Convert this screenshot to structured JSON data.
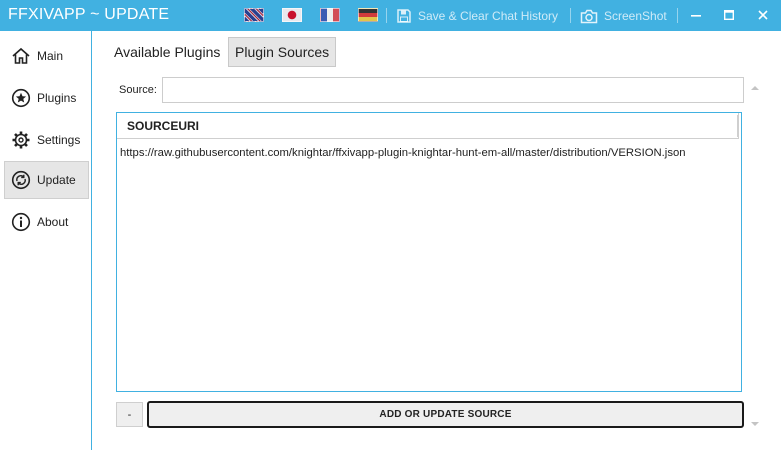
{
  "window": {
    "title": "FFXIVAPP ~ UPDATE",
    "save_clear_label": "Save & Clear Chat History",
    "screenshot_label": "ScreenShot",
    "flags": [
      "english-flag-icon",
      "japanese-flag-icon",
      "french-flag-icon",
      "german-flag-icon"
    ]
  },
  "sidebar": {
    "items": [
      {
        "label": "Main",
        "icon": "home-icon",
        "active": false
      },
      {
        "label": "Plugins",
        "icon": "star-icon",
        "active": false
      },
      {
        "label": "Settings",
        "icon": "gear-icon",
        "active": false
      },
      {
        "label": "Update",
        "icon": "update-icon",
        "active": true
      },
      {
        "label": "About",
        "icon": "info-icon",
        "active": false
      }
    ]
  },
  "tabs": {
    "available": "Available Plugins",
    "sources": "Plugin Sources",
    "selected": "Plugin Sources"
  },
  "source_field": {
    "label": "Source:",
    "value": "",
    "placeholder": ""
  },
  "grid": {
    "header": "SOURCEURI",
    "rows": [
      "https://raw.githubusercontent.com/knightar/ffxivapp-plugin-knightar-hunt-em-all/master/distribution/VERSION.json"
    ]
  },
  "actions": {
    "remove_label": "-",
    "add_label": "ADD OR UPDATE SOURCE"
  },
  "colors": {
    "accent": "#41b1e1",
    "active_bg": "#e6e6e6"
  }
}
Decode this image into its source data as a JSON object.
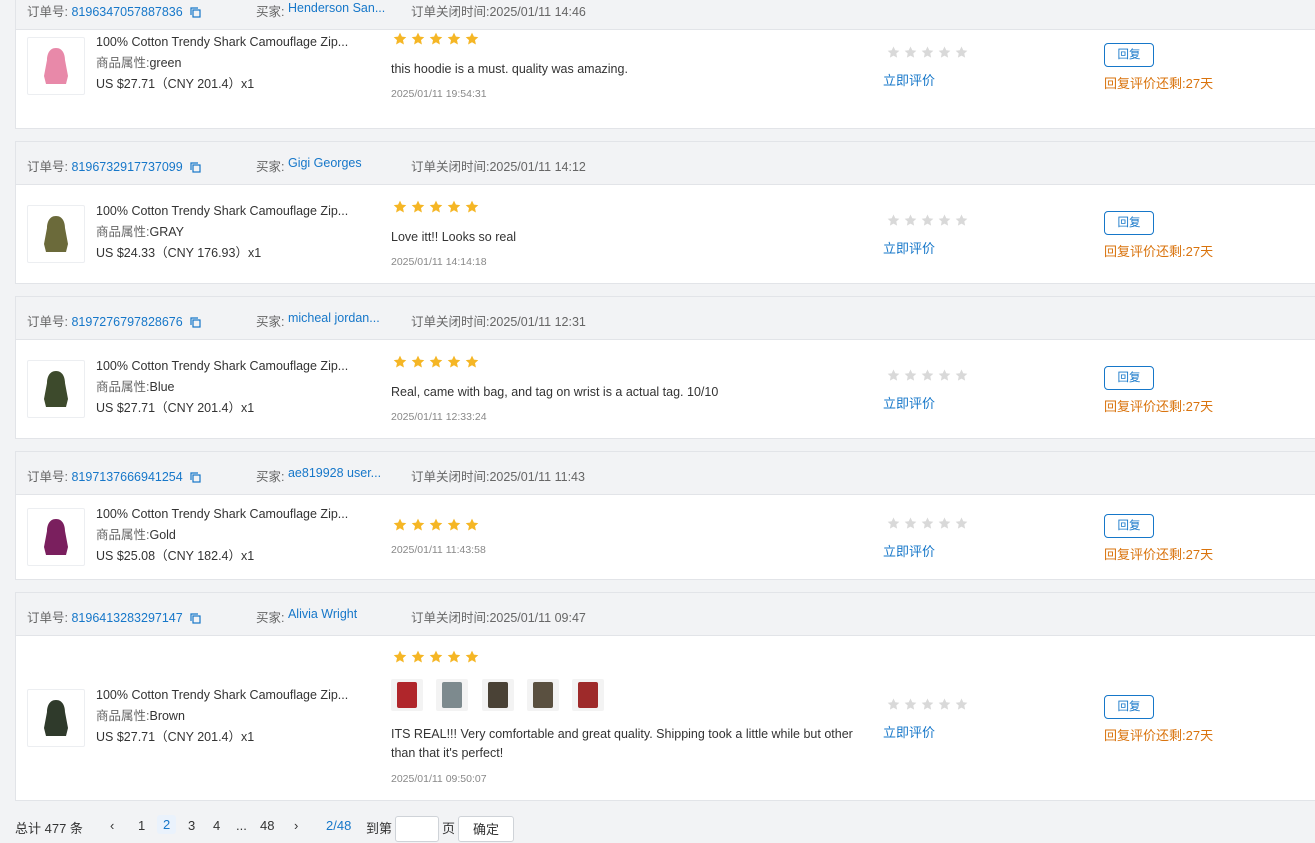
{
  "labels": {
    "order_no": "订单号:",
    "buyer": "买家:",
    "close_time": "订单关闭时间:",
    "attr": "商品属性:",
    "rate_now": "立即评价",
    "reply": "回复",
    "reply_left": "回复评价还剩:27天"
  },
  "colors": {
    "link": "#1677c9",
    "star": "#f5b625",
    "star_empty": "#d9d9d9",
    "warning": "#d9730d"
  },
  "orders": [
    {
      "order_no": "8196347057887836",
      "buyer": "Henderson San...",
      "close_time": "2025/01/11 14:46",
      "product": "100% Cotton Trendy Shark Camouflage Zip...",
      "attr": "green",
      "price": "US $27.71（CNY  201.4）x1",
      "rating": 5,
      "comment": "this hoodie is a must. quality was amazing.",
      "review_time": "2025/01/11 19:54:31",
      "thumb_color": "#e889a9"
    },
    {
      "order_no": "8196732917737099",
      "buyer": "Gigi Georges",
      "close_time": "2025/01/11 14:12",
      "product": "100% Cotton Trendy Shark Camouflage Zip...",
      "attr": "GRAY",
      "price": "US $24.33（CNY  176.93）x1",
      "rating": 5,
      "comment": "Love itt!! Looks so real",
      "review_time": "2025/01/11 14:14:18",
      "thumb_color": "#6b6a3a"
    },
    {
      "order_no": "8197276797828676",
      "buyer": "micheal jordan...",
      "close_time": "2025/01/11 12:31",
      "product": "100% Cotton Trendy Shark Camouflage Zip...",
      "attr": "Blue",
      "price": "US $27.71（CNY  201.4）x1",
      "rating": 5,
      "comment": "Real, came with bag, and tag on wrist is a actual tag. 10/10",
      "review_time": "2025/01/11 12:33:24",
      "thumb_color": "#3d4a2c"
    },
    {
      "order_no": "8197137666941254",
      "buyer": "ae819928 user...",
      "close_time": "2025/01/11 11:43",
      "product": "100% Cotton Trendy Shark Camouflage Zip...",
      "attr": "Gold",
      "price": "US $25.08（CNY  182.4）x1",
      "rating": 5,
      "comment": "",
      "review_time": "2025/01/11 11:43:58",
      "thumb_color": "#7a1f5e"
    },
    {
      "order_no": "8196413283297147",
      "buyer": "Alivia Wright",
      "close_time": "2025/01/11 09:47",
      "product": "100% Cotton Trendy Shark Camouflage Zip...",
      "attr": "Brown",
      "price": "US $27.71（CNY  201.4）x1",
      "rating": 5,
      "comment": "ITS REAL!!! Very comfortable and great quality. Shipping took a little while but other than that it's perfect!",
      "review_time": "2025/01/11 09:50:07",
      "thumb_color": "#2f3a2b",
      "photo_colors": [
        "#b0262b",
        "#7d8a8e",
        "#4a4236",
        "#5a5040",
        "#9e2a2a"
      ]
    }
  ],
  "pagination": {
    "total": "总计 477 条",
    "prev": "‹",
    "next": "›",
    "p1": "1",
    "p2": "2",
    "p3": "3",
    "p4": "4",
    "ellipsis": "...",
    "last": "48",
    "current": "2/48",
    "goto": "到第",
    "page_unit": "页",
    "confirm": "确定"
  }
}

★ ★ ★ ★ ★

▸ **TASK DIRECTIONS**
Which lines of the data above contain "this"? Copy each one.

▸ **TASK RESULT**
Convert this screenshot to structured JSON data.
Decode this image into its source data as a JSON object.
      "comment": "this hoodie is a must. quality was amazing.",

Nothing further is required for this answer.